## [What you are asked to do]
How many lines in the entries below contain the string "MainActivity"? Reply with the number only.

Entries from a dataset of interfaces
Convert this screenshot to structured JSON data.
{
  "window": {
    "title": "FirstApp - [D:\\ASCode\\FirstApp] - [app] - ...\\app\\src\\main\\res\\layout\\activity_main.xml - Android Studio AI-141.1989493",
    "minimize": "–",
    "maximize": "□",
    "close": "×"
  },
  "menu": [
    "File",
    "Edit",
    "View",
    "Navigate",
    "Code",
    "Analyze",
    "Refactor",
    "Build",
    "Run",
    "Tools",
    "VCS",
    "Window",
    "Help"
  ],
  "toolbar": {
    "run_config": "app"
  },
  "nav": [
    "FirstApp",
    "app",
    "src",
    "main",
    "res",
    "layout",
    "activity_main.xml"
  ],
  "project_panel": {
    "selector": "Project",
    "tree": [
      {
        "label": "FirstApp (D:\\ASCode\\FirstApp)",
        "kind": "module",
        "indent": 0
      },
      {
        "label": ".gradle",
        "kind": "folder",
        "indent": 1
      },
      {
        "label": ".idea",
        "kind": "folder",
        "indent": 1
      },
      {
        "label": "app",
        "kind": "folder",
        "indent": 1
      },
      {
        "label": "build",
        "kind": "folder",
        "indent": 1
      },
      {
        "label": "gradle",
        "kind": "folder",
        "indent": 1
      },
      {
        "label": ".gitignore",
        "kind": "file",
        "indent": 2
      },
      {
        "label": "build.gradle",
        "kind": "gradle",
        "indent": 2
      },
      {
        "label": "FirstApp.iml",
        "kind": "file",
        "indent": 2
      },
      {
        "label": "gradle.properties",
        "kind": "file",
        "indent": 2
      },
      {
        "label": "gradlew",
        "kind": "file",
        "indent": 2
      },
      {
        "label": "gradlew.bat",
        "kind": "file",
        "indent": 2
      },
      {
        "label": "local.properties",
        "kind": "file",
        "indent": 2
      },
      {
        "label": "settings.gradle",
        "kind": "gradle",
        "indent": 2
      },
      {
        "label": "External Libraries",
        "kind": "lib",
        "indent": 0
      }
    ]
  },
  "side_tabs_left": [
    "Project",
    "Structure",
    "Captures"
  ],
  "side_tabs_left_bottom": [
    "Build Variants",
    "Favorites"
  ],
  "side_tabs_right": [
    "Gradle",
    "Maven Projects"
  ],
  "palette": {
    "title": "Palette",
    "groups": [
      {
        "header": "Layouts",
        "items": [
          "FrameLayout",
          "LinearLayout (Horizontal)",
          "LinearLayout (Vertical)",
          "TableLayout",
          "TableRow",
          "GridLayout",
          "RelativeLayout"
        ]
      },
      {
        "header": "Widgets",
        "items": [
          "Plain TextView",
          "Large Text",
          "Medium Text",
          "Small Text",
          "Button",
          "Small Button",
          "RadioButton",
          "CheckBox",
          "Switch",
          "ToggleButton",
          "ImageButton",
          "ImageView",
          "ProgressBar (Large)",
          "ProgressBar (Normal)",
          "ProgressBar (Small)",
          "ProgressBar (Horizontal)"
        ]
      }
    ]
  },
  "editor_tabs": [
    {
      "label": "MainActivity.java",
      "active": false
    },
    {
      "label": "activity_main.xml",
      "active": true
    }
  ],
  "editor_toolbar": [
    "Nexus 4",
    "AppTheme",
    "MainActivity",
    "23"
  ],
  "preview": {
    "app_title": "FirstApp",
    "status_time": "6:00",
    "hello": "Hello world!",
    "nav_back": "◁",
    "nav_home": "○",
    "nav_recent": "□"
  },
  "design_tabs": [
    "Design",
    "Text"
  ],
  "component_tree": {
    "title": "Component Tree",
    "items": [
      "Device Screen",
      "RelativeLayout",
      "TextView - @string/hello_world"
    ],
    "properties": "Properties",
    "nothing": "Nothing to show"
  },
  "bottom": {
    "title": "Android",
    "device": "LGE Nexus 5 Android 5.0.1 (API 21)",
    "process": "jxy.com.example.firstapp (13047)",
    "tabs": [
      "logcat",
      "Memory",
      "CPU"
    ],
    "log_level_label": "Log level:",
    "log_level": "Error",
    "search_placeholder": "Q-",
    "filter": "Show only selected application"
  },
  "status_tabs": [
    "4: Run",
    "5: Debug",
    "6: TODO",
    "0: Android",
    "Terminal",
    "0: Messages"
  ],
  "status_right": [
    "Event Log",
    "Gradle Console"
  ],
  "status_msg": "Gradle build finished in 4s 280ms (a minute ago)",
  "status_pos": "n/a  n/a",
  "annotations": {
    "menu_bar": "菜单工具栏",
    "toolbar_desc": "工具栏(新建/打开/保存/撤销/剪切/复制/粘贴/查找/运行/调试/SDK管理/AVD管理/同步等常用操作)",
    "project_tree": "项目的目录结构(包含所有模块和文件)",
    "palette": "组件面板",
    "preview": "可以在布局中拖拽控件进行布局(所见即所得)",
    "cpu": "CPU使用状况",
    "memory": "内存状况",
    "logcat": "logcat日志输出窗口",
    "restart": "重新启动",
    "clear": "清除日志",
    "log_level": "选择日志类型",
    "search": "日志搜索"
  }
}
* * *
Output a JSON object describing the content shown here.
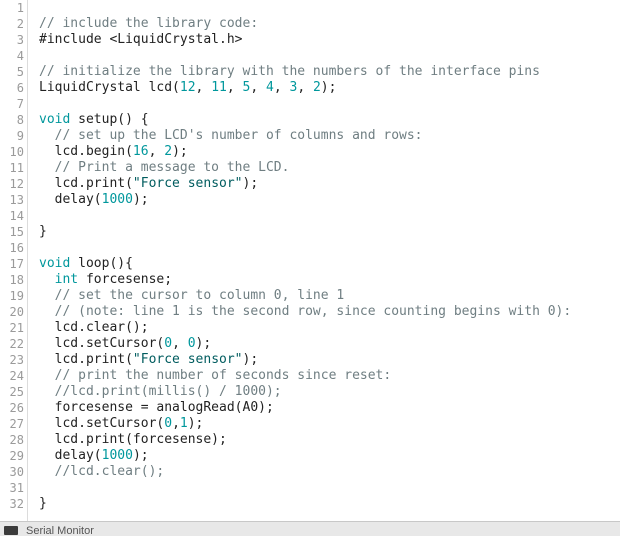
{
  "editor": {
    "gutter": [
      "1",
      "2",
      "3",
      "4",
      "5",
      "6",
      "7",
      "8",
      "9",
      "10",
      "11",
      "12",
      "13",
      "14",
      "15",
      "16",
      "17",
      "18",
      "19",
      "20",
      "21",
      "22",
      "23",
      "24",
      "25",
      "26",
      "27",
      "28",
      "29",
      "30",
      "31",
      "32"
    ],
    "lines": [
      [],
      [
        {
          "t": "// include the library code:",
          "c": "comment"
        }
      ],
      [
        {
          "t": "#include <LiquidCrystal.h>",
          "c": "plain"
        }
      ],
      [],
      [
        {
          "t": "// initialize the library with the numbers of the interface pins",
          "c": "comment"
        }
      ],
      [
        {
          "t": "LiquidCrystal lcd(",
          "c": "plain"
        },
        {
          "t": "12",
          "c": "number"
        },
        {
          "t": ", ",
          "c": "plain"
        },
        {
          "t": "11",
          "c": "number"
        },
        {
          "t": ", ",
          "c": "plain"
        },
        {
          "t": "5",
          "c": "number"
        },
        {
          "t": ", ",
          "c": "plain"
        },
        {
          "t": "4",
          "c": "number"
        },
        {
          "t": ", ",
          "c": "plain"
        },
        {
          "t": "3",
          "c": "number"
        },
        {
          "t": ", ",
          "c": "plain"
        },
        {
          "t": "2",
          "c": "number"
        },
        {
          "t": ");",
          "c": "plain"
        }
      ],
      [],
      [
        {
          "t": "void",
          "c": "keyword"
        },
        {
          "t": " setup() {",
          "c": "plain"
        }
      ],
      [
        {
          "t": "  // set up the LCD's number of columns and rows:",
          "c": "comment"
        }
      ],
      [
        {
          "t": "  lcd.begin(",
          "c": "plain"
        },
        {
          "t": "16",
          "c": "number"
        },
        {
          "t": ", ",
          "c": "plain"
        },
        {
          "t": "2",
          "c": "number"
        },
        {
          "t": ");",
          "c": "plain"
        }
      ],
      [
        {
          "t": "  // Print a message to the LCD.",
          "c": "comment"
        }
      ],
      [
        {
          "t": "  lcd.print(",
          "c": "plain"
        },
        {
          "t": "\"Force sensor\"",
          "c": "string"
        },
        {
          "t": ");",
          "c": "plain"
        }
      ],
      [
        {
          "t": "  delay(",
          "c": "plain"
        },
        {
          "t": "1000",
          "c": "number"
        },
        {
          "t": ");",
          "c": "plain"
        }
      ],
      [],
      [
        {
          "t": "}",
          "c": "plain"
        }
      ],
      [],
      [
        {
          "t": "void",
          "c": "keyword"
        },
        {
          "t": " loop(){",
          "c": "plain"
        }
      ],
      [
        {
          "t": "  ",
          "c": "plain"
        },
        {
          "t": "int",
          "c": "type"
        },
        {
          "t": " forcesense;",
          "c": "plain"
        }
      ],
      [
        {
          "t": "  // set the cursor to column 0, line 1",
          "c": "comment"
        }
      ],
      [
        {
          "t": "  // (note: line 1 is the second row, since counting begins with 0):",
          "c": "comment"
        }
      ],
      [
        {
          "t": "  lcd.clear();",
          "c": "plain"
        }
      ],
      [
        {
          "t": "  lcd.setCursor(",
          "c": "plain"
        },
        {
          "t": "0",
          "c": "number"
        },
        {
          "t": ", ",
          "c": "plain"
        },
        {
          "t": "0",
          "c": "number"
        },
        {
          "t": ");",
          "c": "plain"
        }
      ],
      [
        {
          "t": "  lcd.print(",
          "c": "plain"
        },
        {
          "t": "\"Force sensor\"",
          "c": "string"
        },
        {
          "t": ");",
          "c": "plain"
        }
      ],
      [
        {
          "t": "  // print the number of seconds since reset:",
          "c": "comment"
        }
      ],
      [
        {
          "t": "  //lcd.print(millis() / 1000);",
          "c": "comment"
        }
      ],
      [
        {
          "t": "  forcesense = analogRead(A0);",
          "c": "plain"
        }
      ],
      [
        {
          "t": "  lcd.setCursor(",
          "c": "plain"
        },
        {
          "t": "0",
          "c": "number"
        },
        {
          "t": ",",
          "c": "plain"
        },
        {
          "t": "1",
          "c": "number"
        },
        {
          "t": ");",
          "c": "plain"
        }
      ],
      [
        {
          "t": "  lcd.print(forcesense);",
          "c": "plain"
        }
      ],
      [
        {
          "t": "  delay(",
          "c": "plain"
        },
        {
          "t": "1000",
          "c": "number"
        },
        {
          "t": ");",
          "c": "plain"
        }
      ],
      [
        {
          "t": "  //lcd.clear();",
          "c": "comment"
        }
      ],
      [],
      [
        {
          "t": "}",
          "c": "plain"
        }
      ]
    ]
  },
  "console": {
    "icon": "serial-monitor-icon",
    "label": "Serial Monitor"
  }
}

## [Your solution]
2